Dataset records:

____________________

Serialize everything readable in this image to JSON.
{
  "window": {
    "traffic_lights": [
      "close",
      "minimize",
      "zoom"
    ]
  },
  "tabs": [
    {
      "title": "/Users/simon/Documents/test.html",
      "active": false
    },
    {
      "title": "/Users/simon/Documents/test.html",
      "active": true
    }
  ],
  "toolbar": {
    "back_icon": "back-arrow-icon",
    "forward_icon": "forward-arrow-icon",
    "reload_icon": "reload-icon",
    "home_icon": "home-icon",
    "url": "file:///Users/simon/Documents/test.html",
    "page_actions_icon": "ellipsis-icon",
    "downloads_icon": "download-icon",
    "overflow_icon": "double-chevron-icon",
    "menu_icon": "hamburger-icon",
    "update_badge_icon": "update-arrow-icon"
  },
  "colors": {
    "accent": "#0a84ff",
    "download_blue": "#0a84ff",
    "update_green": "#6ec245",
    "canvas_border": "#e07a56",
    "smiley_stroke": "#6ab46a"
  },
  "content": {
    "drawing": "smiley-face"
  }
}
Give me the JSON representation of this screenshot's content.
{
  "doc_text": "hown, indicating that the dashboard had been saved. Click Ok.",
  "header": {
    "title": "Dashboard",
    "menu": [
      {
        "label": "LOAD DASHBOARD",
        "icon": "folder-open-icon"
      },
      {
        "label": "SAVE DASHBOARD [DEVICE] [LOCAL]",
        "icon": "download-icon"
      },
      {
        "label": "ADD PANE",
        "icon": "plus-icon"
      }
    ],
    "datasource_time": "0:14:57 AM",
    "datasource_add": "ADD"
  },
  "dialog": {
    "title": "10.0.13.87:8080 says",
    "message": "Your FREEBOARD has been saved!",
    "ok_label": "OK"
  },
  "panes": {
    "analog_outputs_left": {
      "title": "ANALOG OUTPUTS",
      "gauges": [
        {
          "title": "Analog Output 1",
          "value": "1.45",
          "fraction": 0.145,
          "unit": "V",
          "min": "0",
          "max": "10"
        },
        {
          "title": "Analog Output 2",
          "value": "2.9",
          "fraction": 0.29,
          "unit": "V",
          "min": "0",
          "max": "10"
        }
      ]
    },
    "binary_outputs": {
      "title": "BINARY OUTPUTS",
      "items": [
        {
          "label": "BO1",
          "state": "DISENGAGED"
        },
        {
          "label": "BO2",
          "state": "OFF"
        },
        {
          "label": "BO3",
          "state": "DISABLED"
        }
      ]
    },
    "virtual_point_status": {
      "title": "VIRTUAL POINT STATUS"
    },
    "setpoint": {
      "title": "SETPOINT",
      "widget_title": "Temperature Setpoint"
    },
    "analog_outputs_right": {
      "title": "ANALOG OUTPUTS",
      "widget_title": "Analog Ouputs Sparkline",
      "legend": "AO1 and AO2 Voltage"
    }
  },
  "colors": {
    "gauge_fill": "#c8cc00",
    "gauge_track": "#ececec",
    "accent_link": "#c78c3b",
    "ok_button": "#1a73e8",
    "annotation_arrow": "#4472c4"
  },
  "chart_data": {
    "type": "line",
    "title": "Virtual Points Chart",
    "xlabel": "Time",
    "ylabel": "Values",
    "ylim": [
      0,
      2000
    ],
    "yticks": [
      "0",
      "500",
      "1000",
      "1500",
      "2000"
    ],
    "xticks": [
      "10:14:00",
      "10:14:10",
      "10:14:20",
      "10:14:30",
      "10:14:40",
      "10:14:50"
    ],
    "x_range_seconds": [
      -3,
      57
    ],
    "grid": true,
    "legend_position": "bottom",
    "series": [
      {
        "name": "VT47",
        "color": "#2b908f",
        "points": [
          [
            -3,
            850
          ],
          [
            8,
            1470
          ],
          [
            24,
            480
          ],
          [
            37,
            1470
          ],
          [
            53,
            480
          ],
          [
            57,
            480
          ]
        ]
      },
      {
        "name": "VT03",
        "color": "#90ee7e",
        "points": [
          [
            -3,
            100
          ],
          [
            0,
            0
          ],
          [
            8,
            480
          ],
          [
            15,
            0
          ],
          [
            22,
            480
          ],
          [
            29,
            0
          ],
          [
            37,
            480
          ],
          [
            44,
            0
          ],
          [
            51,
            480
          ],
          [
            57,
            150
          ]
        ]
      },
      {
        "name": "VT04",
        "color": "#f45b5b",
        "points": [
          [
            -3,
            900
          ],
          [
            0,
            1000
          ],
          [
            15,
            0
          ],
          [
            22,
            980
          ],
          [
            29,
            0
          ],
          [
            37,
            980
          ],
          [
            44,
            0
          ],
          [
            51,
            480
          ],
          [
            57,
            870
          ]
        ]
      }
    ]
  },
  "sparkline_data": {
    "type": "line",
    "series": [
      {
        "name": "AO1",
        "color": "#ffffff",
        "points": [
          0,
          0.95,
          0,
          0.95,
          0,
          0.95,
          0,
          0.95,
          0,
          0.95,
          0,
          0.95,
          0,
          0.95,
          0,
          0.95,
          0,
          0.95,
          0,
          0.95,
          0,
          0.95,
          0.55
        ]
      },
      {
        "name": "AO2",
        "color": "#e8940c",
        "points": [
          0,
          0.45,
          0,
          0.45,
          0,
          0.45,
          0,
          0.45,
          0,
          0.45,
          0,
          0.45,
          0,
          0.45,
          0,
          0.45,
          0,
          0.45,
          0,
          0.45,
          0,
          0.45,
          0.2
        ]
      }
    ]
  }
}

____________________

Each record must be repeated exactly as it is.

--- SOLUTION ---
Serialize everything readable in this image to JSON.
{
  "window": {
    "traffic_lights": [
      "close",
      "minimize",
      "zoom"
    ]
  },
  "tabs": [
    {
      "title": "/Users/simon/Documents/test.html",
      "active": false
    },
    {
      "title": "/Users/simon/Documents/test.html",
      "active": true
    }
  ],
  "toolbar": {
    "back_icon": "back-arrow-icon",
    "forward_icon": "forward-arrow-icon",
    "reload_icon": "reload-icon",
    "home_icon": "home-icon",
    "url": "file:///Users/simon/Documents/test.html",
    "page_actions_icon": "ellipsis-icon",
    "downloads_icon": "download-icon",
    "overflow_icon": "double-chevron-icon",
    "menu_icon": "hamburger-icon",
    "update_badge_icon": "update-arrow-icon"
  },
  "colors": {
    "accent": "#0a84ff",
    "download_blue": "#0a84ff",
    "update_green": "#6ec245",
    "canvas_border": "#e07a56",
    "smiley_stroke": "#6ab46a"
  },
  "content": {
    "drawing": "smiley-face"
  }
}
Give me the JSON representation of this screenshot's content.
{
  "doc_text": "hown, indicating that the dashboard had been saved. Click Ok.",
  "header": {
    "title": "Dashboard",
    "menu": [
      {
        "label": "LOAD DASHBOARD",
        "icon": "folder-open-icon"
      },
      {
        "label": "SAVE DASHBOARD [DEVICE] [LOCAL]",
        "icon": "download-icon"
      },
      {
        "label": "ADD PANE",
        "icon": "plus-icon"
      }
    ],
    "datasource_time": "0:14:57 AM",
    "datasource_add": "ADD"
  },
  "dialog": {
    "title": "10.0.13.87:8080 says",
    "message": "Your FREEBOARD has been saved!",
    "ok_label": "OK"
  },
  "panes": {
    "analog_outputs_left": {
      "title": "ANALOG OUTPUTS",
      "gauges": [
        {
          "title": "Analog Output 1",
          "value": "1.45",
          "fraction": 0.145,
          "unit": "V",
          "min": "0",
          "max": "10"
        },
        {
          "title": "Analog Output 2",
          "value": "2.9",
          "fraction": 0.29,
          "unit": "V",
          "min": "0",
          "max": "10"
        }
      ]
    },
    "binary_outputs": {
      "title": "BINARY OUTPUTS",
      "items": [
        {
          "label": "BO1",
          "state": "DISENGAGED"
        },
        {
          "label": "BO2",
          "state": "OFF"
        },
        {
          "label": "BO3",
          "state": "DISABLED"
        }
      ]
    },
    "virtual_point_status": {
      "title": "VIRTUAL POINT STATUS"
    },
    "setpoint": {
      "title": "SETPOINT",
      "widget_title": "Temperature Setpoint"
    },
    "analog_outputs_right": {
      "title": "ANALOG OUTPUTS",
      "widget_title": "Analog Ouputs Sparkline",
      "legend": "AO1 and AO2 Voltage"
    }
  },
  "colors": {
    "gauge_fill": "#c8cc00",
    "gauge_track": "#ececec",
    "accent_link": "#c78c3b",
    "ok_button": "#1a73e8",
    "annotation_arrow": "#4472c4"
  },
  "chart_data": {
    "type": "line",
    "title": "Virtual Points Chart",
    "xlabel": "Time",
    "ylabel": "Values",
    "ylim": [
      0,
      2000
    ],
    "yticks": [
      "0",
      "500",
      "1000",
      "1500",
      "2000"
    ],
    "xticks": [
      "10:14:00",
      "10:14:10",
      "10:14:20",
      "10:14:30",
      "10:14:40",
      "10:14:50"
    ],
    "x_range_seconds": [
      -3,
      57
    ],
    "grid": true,
    "legend_position": "bottom",
    "series": [
      {
        "name": "VT47",
        "color": "#2b908f",
        "points": [
          [
            -3,
            850
          ],
          [
            8,
            1470
          ],
          [
            24,
            480
          ],
          [
            37,
            1470
          ],
          [
            53,
            480
          ],
          [
            57,
            480
          ]
        ]
      },
      {
        "name": "VT03",
        "color": "#90ee7e",
        "points": [
          [
            -3,
            100
          ],
          [
            0,
            0
          ],
          [
            8,
            480
          ],
          [
            15,
            0
          ],
          [
            22,
            480
          ],
          [
            29,
            0
          ],
          [
            37,
            480
          ],
          [
            44,
            0
          ],
          [
            51,
            480
          ],
          [
            57,
            150
          ]
        ]
      },
      {
        "name": "VT04",
        "color": "#f45b5b",
        "points": [
          [
            -3,
            900
          ],
          [
            0,
            1000
          ],
          [
            15,
            0
          ],
          [
            22,
            980
          ],
          [
            29,
            0
          ],
          [
            37,
            980
          ],
          [
            44,
            0
          ],
          [
            51,
            480
          ],
          [
            57,
            870
          ]
        ]
      }
    ]
  },
  "sparkline_data": {
    "type": "line",
    "series": [
      {
        "name": "AO1",
        "color": "#ffffff",
        "points": [
          0,
          0.95,
          0,
          0.95,
          0,
          0.95,
          0,
          0.95,
          0,
          0.95,
          0,
          0.95,
          0,
          0.95,
          0,
          0.95,
          0,
          0.95,
          0,
          0.95,
          0,
          0.95,
          0.55
        ]
      },
      {
        "name": "AO2",
        "color": "#e8940c",
        "points": [
          0,
          0.45,
          0,
          0.45,
          0,
          0.45,
          0,
          0.45,
          0,
          0.45,
          0,
          0.45,
          0,
          0.45,
          0,
          0.45,
          0,
          0.45,
          0,
          0.45,
          0,
          0.45,
          0.2
        ]
      }
    ]
  }
}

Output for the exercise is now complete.